A variation of Sadri is Nagpuri, which is taught at Ranchi University and other universities of Jharkhand.

"In preparation for the January 2014 education season, the national curriculum and textbook board has already started printing books in six languages ... Chakma, Cogborok (Tripura community), Marma, Santal, Sadri (Oraon community) and Achik (Mandi community)."[12]

Alternate names and/or names of dialects include: Sadani, Sadana, Sadati, Sadari, Sadhan, Sadna, Sadrik, Santri, Siddri, Sradri, Sadhari, Sadan, Nagpuria, Nagpuri, Chota Nagpuri, Dikku Kaji, Gawari, Ganwari, Goari, Gauuari, Jharkhandhi.[13][14][15]

See also[edit]

References[edit]

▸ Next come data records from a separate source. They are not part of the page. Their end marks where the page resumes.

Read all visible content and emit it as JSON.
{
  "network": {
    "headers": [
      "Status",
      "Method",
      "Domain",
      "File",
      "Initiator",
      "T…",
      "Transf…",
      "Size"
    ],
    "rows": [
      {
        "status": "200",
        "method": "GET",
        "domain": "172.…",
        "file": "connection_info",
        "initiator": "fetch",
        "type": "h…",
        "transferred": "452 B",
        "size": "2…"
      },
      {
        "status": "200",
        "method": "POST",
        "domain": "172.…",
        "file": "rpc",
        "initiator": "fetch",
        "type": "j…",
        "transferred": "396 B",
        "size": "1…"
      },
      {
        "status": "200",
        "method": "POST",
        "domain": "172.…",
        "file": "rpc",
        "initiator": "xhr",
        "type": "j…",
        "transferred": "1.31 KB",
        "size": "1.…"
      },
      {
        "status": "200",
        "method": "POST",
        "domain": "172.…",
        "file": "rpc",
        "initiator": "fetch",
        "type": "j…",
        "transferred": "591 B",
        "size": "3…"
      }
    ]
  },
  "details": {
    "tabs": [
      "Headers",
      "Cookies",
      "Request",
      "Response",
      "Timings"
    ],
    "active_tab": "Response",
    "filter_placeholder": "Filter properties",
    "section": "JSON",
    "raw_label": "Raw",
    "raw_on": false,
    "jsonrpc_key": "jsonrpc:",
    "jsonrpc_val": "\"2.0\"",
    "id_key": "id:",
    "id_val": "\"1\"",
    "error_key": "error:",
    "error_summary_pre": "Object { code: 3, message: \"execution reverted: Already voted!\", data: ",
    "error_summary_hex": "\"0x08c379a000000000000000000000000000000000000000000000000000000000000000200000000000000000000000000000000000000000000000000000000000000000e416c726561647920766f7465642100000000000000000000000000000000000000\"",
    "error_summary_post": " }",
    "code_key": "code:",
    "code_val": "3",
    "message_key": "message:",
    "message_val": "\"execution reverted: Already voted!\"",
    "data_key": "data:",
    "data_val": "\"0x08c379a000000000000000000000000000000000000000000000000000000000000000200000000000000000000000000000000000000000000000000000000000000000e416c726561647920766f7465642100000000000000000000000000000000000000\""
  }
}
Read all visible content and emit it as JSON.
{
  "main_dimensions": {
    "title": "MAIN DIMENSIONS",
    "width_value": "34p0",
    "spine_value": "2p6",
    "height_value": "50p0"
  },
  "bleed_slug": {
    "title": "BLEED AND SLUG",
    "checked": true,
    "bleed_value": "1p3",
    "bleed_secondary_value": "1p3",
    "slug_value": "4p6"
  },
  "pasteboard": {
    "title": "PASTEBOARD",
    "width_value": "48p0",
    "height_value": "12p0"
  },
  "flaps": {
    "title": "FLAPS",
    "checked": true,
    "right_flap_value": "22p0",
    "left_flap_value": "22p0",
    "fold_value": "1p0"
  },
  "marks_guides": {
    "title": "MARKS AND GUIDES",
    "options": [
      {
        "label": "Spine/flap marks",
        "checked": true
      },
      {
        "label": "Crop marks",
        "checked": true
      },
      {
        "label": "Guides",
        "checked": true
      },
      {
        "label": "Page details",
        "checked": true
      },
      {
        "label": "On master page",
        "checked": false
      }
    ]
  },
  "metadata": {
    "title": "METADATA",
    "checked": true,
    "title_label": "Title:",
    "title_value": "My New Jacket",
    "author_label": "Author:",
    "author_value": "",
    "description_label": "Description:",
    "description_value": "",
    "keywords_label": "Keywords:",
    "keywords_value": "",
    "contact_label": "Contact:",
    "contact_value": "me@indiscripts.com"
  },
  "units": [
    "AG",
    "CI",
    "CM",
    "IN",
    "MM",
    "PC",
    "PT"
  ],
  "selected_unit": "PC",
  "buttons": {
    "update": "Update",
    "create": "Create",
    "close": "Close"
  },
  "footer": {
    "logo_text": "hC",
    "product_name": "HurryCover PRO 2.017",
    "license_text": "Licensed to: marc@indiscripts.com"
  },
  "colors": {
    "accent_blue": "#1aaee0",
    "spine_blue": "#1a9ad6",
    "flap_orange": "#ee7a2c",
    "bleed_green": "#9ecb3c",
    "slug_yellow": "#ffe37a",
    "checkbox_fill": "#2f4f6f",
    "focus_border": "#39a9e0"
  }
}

  1. ^ "Statement 1: Abstract of speakers' strength of languages and mother tongues - 2011". www.censusindia.gov.in. Office of the Registrar General & Census Commissioner, India. Retrieved 2018-07-07. 
  2. ^ "Archived copy". Archived from the original on 2016-11-27. Retrieved 2016-11-26. 
  3. ^ "Archived copy". Archived from the original on 2018-05-29. Retrieved 2016-11-23. 
  4. ^ Hammarström, Harald; Forkel, Robert; Haspelmath, Martin, eds. (2017). "Sadani". Glottolog 3.0. Jena, Germany: Max Planck Institute for the Science of Human History. 
  5. ^ "Archived copy". Archived from the original on 2016-11-27. Retrieved 2016-11-26. 
  6. ^ http://www.southasiabibliography.de/uploads/Sadri.htm
  7. ^ "Statement 1: Abstract of speakers' strength of languages and mother tongues - 2011". www.censusindia.gov.in. Office of the Registrar General & Census Commissioner, India. Retrieved 2018-07-07. 
  8. ^ "Archived copy". Archived from the original on 2016-11-27. Retrieved 2016-11-26. 
  9. ^ http://www.southasiabibliography.de/uploads/Sadri.htm
  10. ^ https://www.ethnologue.com/language/sck
  11. ^ http://www.southasiabibliography.de/uploads/Sadri.htm#rGrierson1903
  12. ^ Chowdhury, K.R. (2013-05-21). "Native tongue offers ethnic children a good start". khabarsouthasia.com. Archived from the original on 2013-06-25. Retrieved 2013-06-02. 
  13. ^ "Sadri (Language code 'sck')". Global Recordings Network. Archived from the original on 2012-05-13. Retrieved 2012-08-25. 
  14. ^ "Oraon Sadri (Language code 'sdr')". Global Recordings Network. Archived from the original on 2012-05-15. Retrieved 2012-08-25. 
  15. ^ "Ethnologue report for language code: sck". Ethnologue. Archived from the original on 2012-08-31. Retrieved 2012-08-25.